With Valentine’s Day fast approaching, I decided to ‘re-post this one from 2015 on how to choose a Valentine’s Day card. This information works for those of you who create cards as well.
Oh, and be sure to read all the way to the bottom for several new sentiments.
As a card maker, I seldom shop in Hallmark stores. On occasion, when I am stumped for an idea, I admit it, I do browse the card selection aisle. This post can either appeal to the person who creates cards or the person who doesn’t. In either case, the points I make (hopefully) will benefit you.
Sending the “RIGHT” Valentine card can be stressful, so here are some do’s and don’t’s:
DO: Trust your own words. Whether or not your valentine is for a friend, a relative or a romantic interest, it’s unlikely that text in a conventional store-bought card can accurately sum up your relationship. Look for a card with blank space. For years I sold my cards from my web site blank inside for that very reason.

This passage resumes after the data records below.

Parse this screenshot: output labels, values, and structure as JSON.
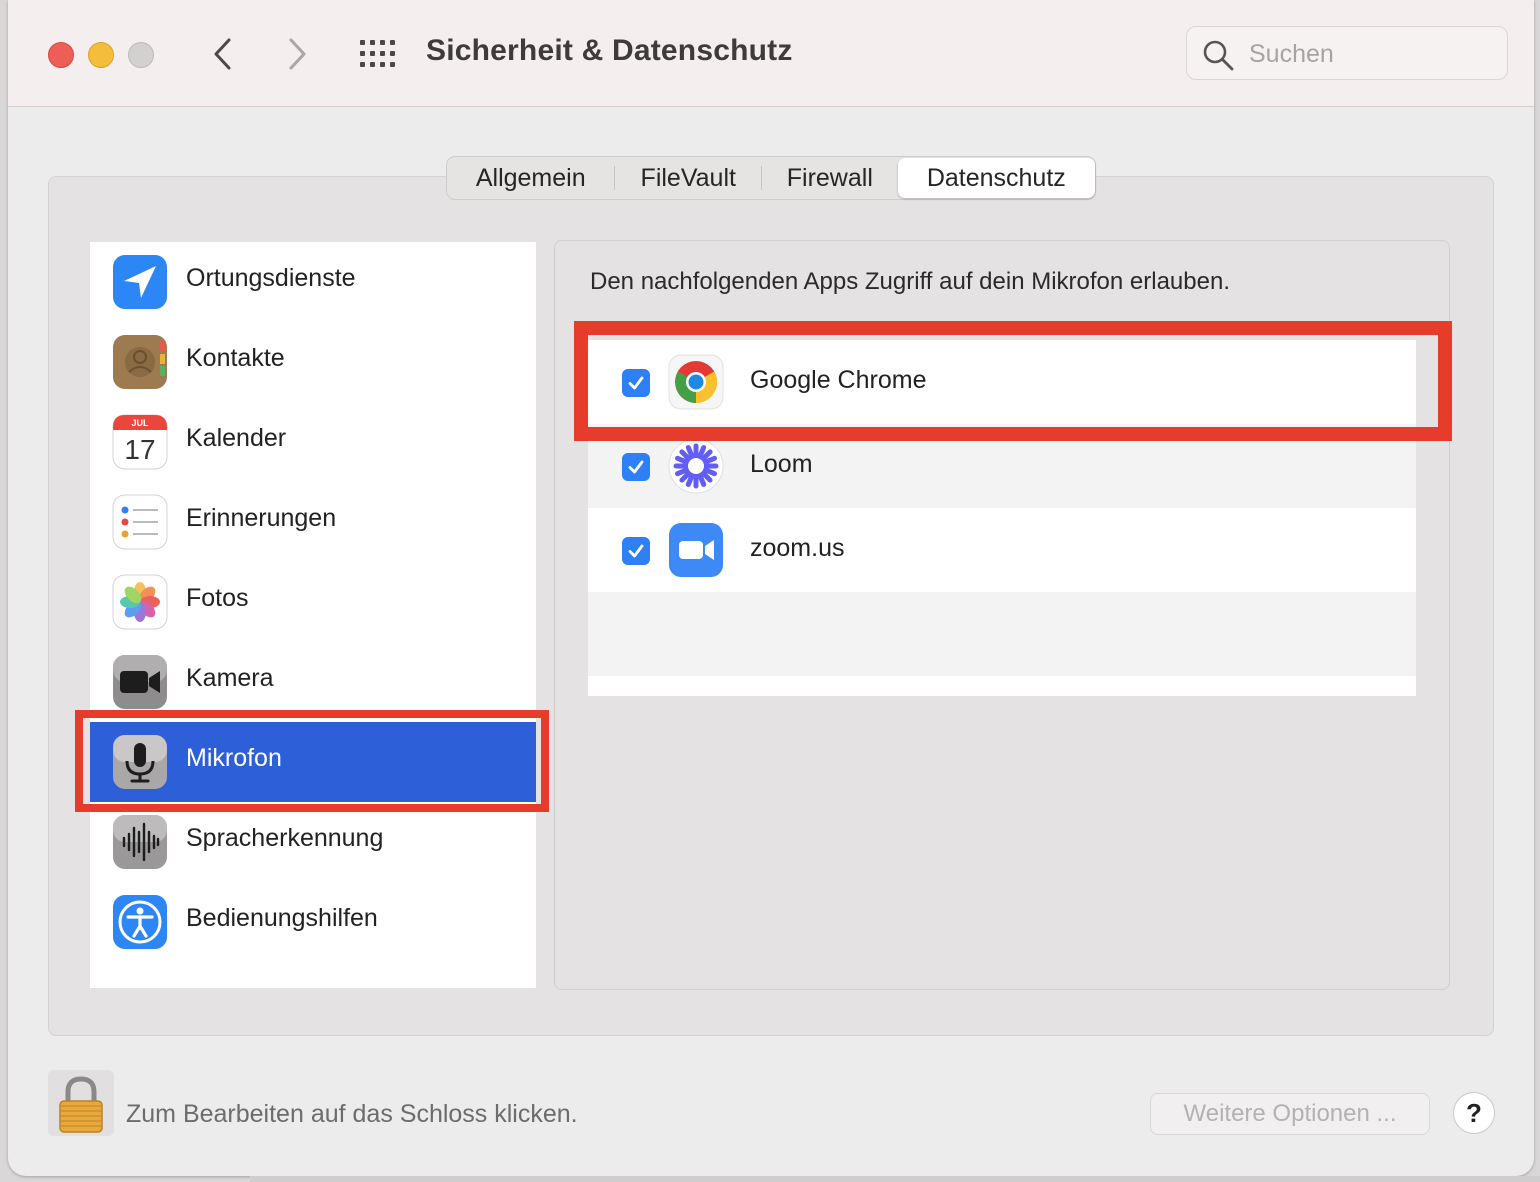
{
  "window": {
    "title": "Sicherheit & Datenschutz",
    "search_placeholder": "Suchen"
  },
  "tabs": [
    {
      "label": "Allgemein",
      "selected": false
    },
    {
      "label": "FileVault",
      "selected": false
    },
    {
      "label": "Firewall",
      "selected": false
    },
    {
      "label": "Datenschutz",
      "selected": true
    }
  ],
  "sidebar": {
    "items": [
      {
        "label": "Ortungsdienste",
        "icon": "location-arrow-icon"
      },
      {
        "label": "Kontakte",
        "icon": "contacts-icon"
      },
      {
        "label": "Kalender",
        "icon": "calendar-icon",
        "icon_month": "JUL",
        "icon_day": "17"
      },
      {
        "label": "Erinnerungen",
        "icon": "reminders-icon"
      },
      {
        "label": "Fotos",
        "icon": "photos-icon"
      },
      {
        "label": "Kamera",
        "icon": "camera-icon"
      },
      {
        "label": "Mikrofon",
        "icon": "microphone-icon",
        "selected": true
      },
      {
        "label": "Spracherkennung",
        "icon": "speech-recognition-icon"
      },
      {
        "label": "Bedienungshilfen",
        "icon": "accessibility-icon"
      }
    ]
  },
  "permissions": {
    "description": "Den nachfolgenden Apps Zugriff auf dein Mikrofon erlauben.",
    "apps": [
      {
        "name": "Google Chrome",
        "checked": true,
        "icon": "chrome-icon"
      },
      {
        "name": "Loom",
        "checked": true,
        "icon": "loom-icon"
      },
      {
        "name": "zoom.us",
        "checked": true,
        "icon": "zoom-icon"
      }
    ]
  },
  "footer": {
    "lock_text": "Zum Bearbeiten auf das Schloss klicken.",
    "options_label": "Weitere Optionen ...",
    "help_label": "?"
  },
  "colors": {
    "selection": "#2d5fd8",
    "highlight": "#e53c2c",
    "checkbox": "#2f7ff6"
  }
}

I now offer sentiments too, but the big “draw” still seems to be, in the words of a client, “leave mine blank”.
Don’t: Let the card do all the talking – go instead for a personalized message.
DO: Feel free to get creative (artistic skills not required). If you go with a store-bought card, aim for one with text or pictures that have personal significance. For years, my husband has been plagued with buying cards. He told me that he searches for ones that “say what he wants them to say” and the card is one that is creative. I appreciate his effort and have some that I can “copy”.

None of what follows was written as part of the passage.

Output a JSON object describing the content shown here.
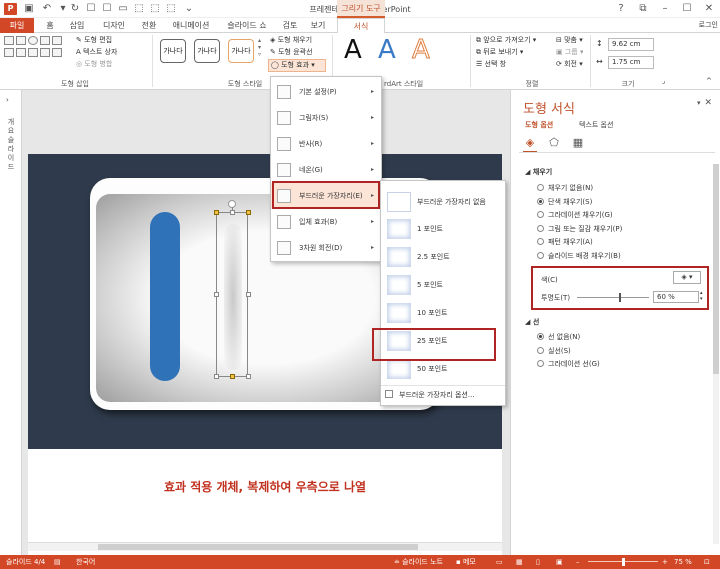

DON’T: Lean toward overly effusive language, as it runs the risk of making your message seem unoriginal or recycled.
DO: Incorporate humor, if it suits your relationship. A little humor can also help take some pressure off of Valentine’s Day.

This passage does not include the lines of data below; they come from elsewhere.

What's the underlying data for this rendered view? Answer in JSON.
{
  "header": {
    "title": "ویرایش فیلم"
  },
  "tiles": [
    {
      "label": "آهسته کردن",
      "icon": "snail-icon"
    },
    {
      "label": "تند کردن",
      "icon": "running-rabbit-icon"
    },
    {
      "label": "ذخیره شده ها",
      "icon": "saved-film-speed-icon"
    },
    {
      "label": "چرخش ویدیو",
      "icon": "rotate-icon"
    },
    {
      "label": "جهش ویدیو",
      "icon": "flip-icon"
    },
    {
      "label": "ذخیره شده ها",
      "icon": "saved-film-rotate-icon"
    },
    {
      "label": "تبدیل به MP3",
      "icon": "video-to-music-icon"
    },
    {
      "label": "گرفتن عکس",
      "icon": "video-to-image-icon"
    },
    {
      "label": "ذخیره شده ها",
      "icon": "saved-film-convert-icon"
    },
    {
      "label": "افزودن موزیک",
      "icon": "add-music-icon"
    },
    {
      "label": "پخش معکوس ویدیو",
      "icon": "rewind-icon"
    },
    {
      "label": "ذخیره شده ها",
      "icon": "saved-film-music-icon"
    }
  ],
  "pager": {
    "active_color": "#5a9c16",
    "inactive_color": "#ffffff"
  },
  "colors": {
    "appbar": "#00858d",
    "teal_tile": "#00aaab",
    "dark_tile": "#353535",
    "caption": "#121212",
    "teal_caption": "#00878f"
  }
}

DON’T: Explore uncharted territory when it comes to jokes. Steer clear of humor that borders on being sexist, racist or otherwise offensive.
DO: Look for a card with special significance for the relationship. Choose one with writing or illustrations that evoke fond memories, for example. When we were first dating, my husband was stationed overseas. My first Valentine card from him featured a barren tree on the front, and a tree with loads of leaves and hearts on the inside. He hand-wrote the sentiment and yes, I still have that card!
DON’T: Use the card as an attempt to accelerate or scale back the relationship. Know your boundaries, and don’t use the card has an attempt to test them with large, unprecedented gestures, such as saying “I love you” for the first time. The same rule applies to initiating a breakup or expressing displeasure.
ALWAYS: Avoid the view that the fate of a relationship is hinging on a single holiday, or a single greeting card, for that matter.
I hope that you have found this useful and if you still have some qualms about what to say in the card, either contact me via email or check out my previous posts on sentiments or my cards.
‘Til next time,
Copyright – 2015 by uniquelyyourscards.com
All rights reserved.
Excerpts and links may be used provided that full and clear credit is given to Sallie and uniquelyyourscards with appropriate and specific direction to the original content. You can reach Sallie at firstname.lastname@example.org
The best thing that ever happened to me is you.
The good things in life are better with you.
I’m glad that you and me are US.
I’m so glad that you’re first in my life.